The two angels, evidently not visible to Peter and John, are sitting where the body of Jesus had lain. They speak to her, “ … Woman, why weepest thou? [and] She sayeth unto them, Because they have taken away [the body of] my Lord, and I know not where they have laid him” (John 20:13)

And then at that moment, Mary perceives someone behind her. She turns around. It is, she supposes at a glance, the gardener. He speaks to her, “ … Woman, why weepest thou? whom seekest thou? … ” (John 20:15)

Mary supposes again that this is the gardener, and she says to Him, “ … Sir, if thou have [hast] borne him hence, tell me where thou hast laid him, and I will take him away.” (John 20:15)

It’s Jesus, but she doesn’t know that. And then He says only one word to her, but oh, the significance and the familiarity of that word. He says simply, “…Mary...” (John 20:16)

Instantly, she recognizes Him, and her tears of pain and loss are transformed into those of the most transcendent joy.
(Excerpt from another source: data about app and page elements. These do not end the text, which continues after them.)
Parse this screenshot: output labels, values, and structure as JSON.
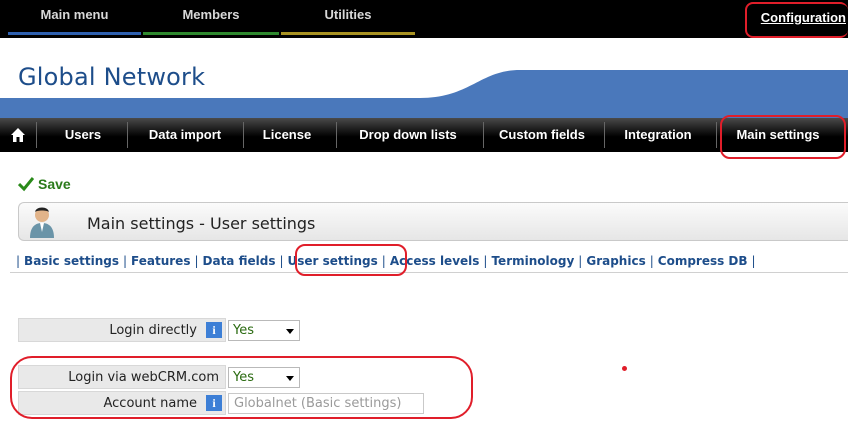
{
  "top_menu": {
    "items": [
      "Main menu",
      "Members",
      "Utilities"
    ],
    "configuration": "Configuration"
  },
  "brand": {
    "title": "Global Network"
  },
  "nav": {
    "items": [
      "Users",
      "Data import",
      "License",
      "Drop down lists",
      "Custom fields",
      "Integration",
      "Main settings"
    ]
  },
  "toolbar": {
    "save_label": "Save"
  },
  "panel": {
    "title": "Main settings - User settings"
  },
  "tabs": [
    "Basic settings",
    "Features",
    "Data fields",
    "User settings",
    "Access levels",
    "Terminology",
    "Graphics",
    "Compress DB"
  ],
  "form": {
    "login_directly": {
      "label": "Login directly",
      "value": "Yes",
      "info": "i"
    },
    "login_webcrm": {
      "label": "Login via webCRM.com",
      "value": "Yes"
    },
    "account_name": {
      "label": "Account name",
      "value": "Globalnet   (Basic settings)",
      "info": "i"
    }
  },
  "colors": {
    "brand_blue": "#1d4d8a",
    "accent_red": "#e01e2a",
    "save_green": "#2a7a1a"
  }
}
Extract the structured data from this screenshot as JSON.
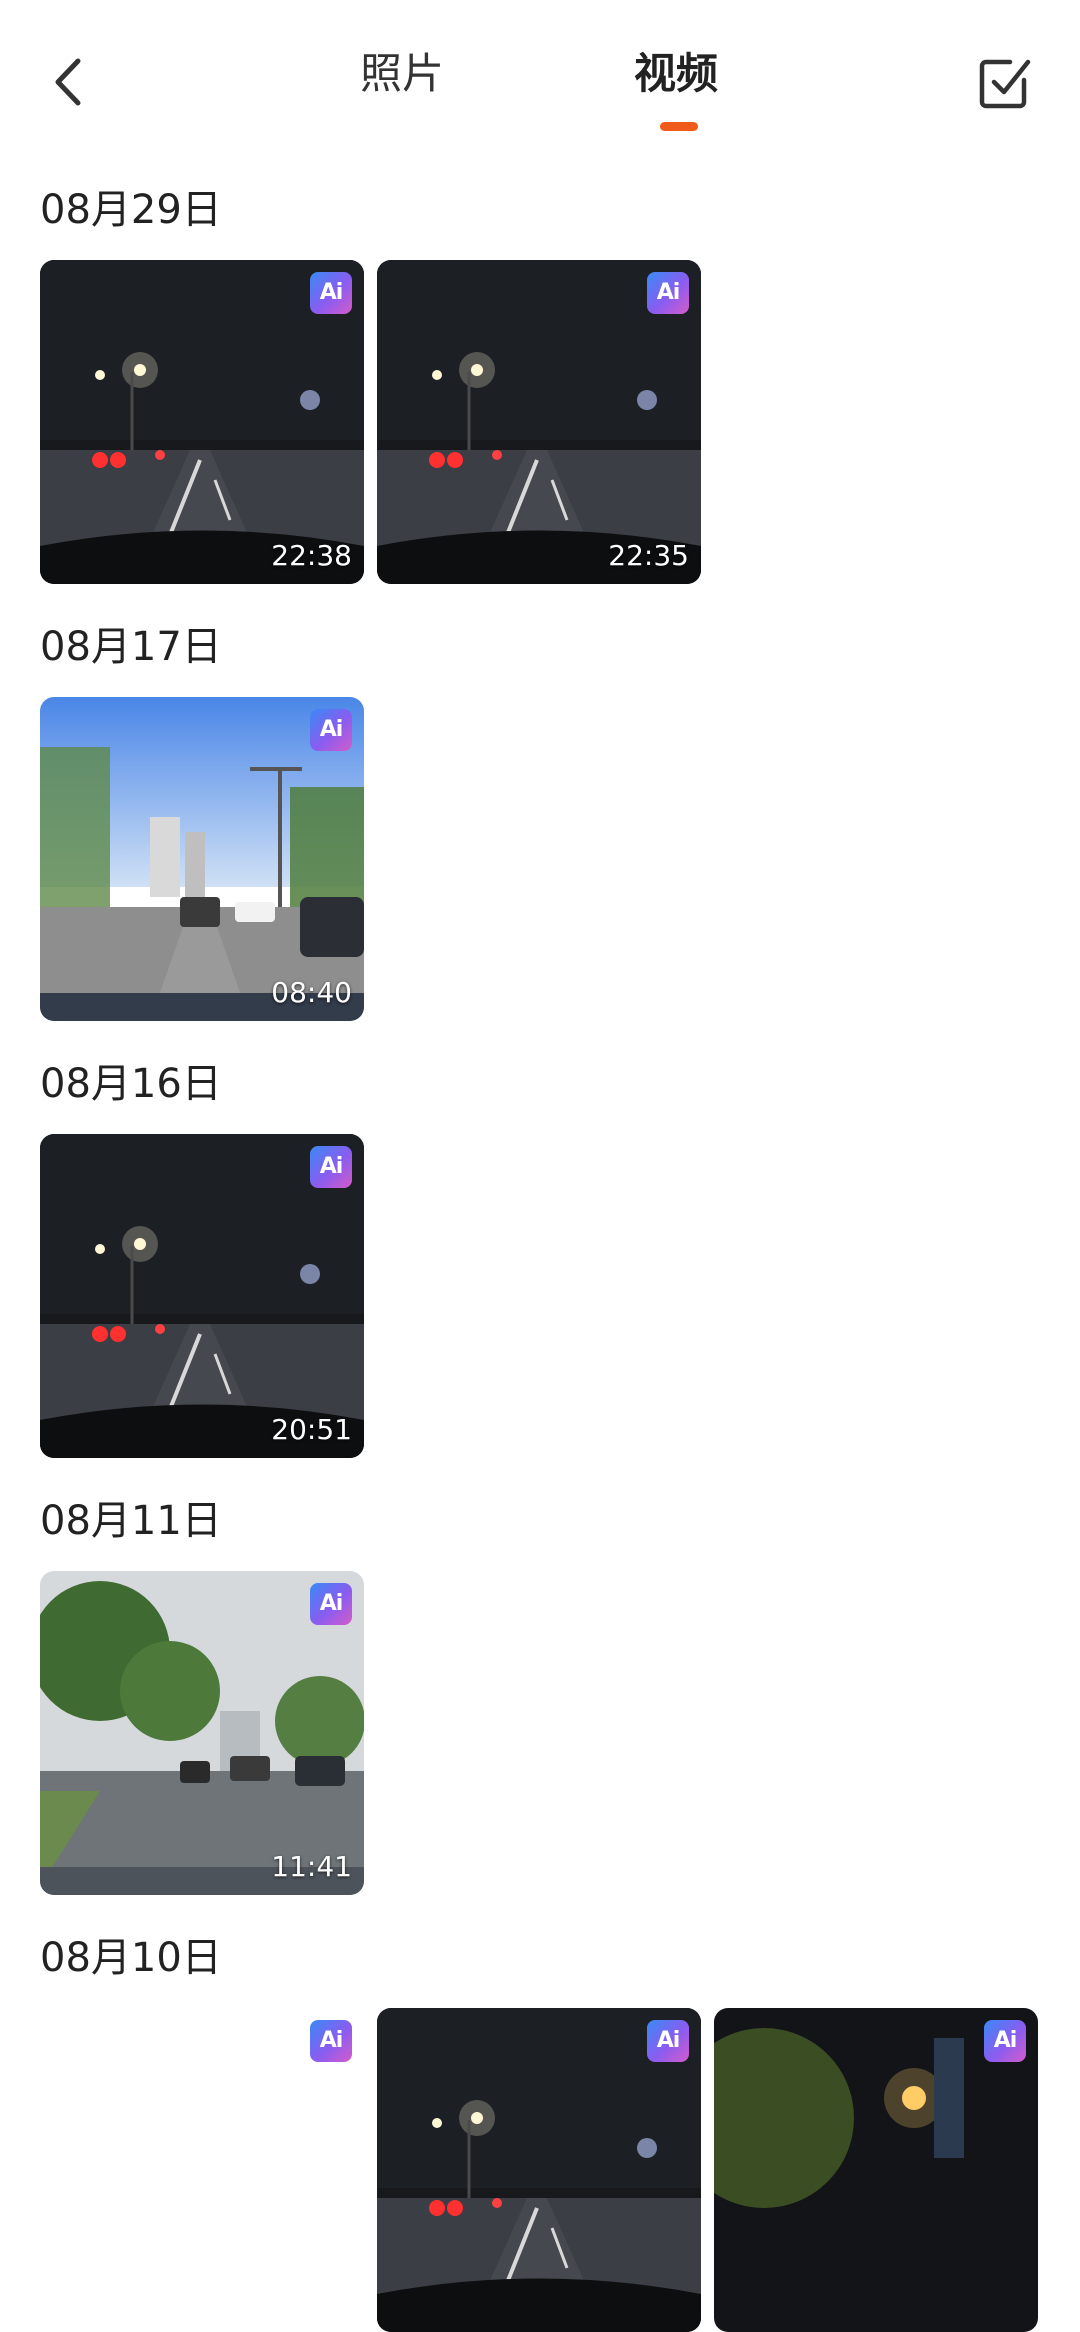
{
  "header": {
    "tabs": [
      {
        "label": "照片",
        "active": false
      },
      {
        "label": "视频",
        "active": true
      }
    ],
    "accent_color": "#f05a1a",
    "icons": {
      "back": "chevron-left-icon",
      "select": "checkbox-check-icon"
    }
  },
  "groups": [
    {
      "date": "08月29日",
      "videos": [
        {
          "duration": "22:38",
          "badge": "Ai",
          "scene": "night"
        },
        {
          "duration": "22:35",
          "badge": "Ai",
          "scene": "night"
        }
      ]
    },
    {
      "date": "08月17日",
      "videos": [
        {
          "duration": "08:40",
          "badge": "Ai",
          "scene": "day"
        }
      ]
    },
    {
      "date": "08月16日",
      "videos": [
        {
          "duration": "20:51",
          "badge": "Ai",
          "scene": "night"
        }
      ]
    },
    {
      "date": "08月11日",
      "videos": [
        {
          "duration": "11:41",
          "badge": "Ai",
          "scene": "overcast"
        }
      ]
    },
    {
      "date": "08月10日",
      "videos": [
        {
          "duration": "",
          "badge": "Ai",
          "scene": "blank"
        },
        {
          "duration": "",
          "badge": "Ai",
          "scene": "night"
        },
        {
          "duration": "",
          "badge": "Ai",
          "scene": "night-trees"
        }
      ]
    }
  ]
}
She runs to Him. “ …Rabboni… ” she cries out, meaning, ‘My beloved Master.’ (John 20:16) And indeed He was to her, and indeed He must be to us.

Mary’s world changed forever at that moment, as did ours. Can you imagine the significance of her seeing Him. Everything He had ever taught – everything now had greater authority, greater power, greater believability. He was no longer dead. He was a living person of flesh and bone. And because He was, so will we. All our eternal possibilities stand or fall on the reality and the truth of His resurrection. This is the core center of Christianity.

I declare to you ‘He lives, and while He lives I’ll sing.’ Joy, power, peace, priesthood, and love and family do not end with the grave because of Him. ‘He lives all glory to His name; He lives, my Savior still the same. Oh, sweet the joy this sentence gives: I Know That My Redeemer Lives.

Adapted from Matthew, Mark, Luke, John.
Glenn Rawson – March 2000\
Music: The Easter Story – Michael Leavitt
Song: I Know That Me Redeemer Lives – The Mormon Tabernacle Choir and Orchestra
www.soundsofsunday.com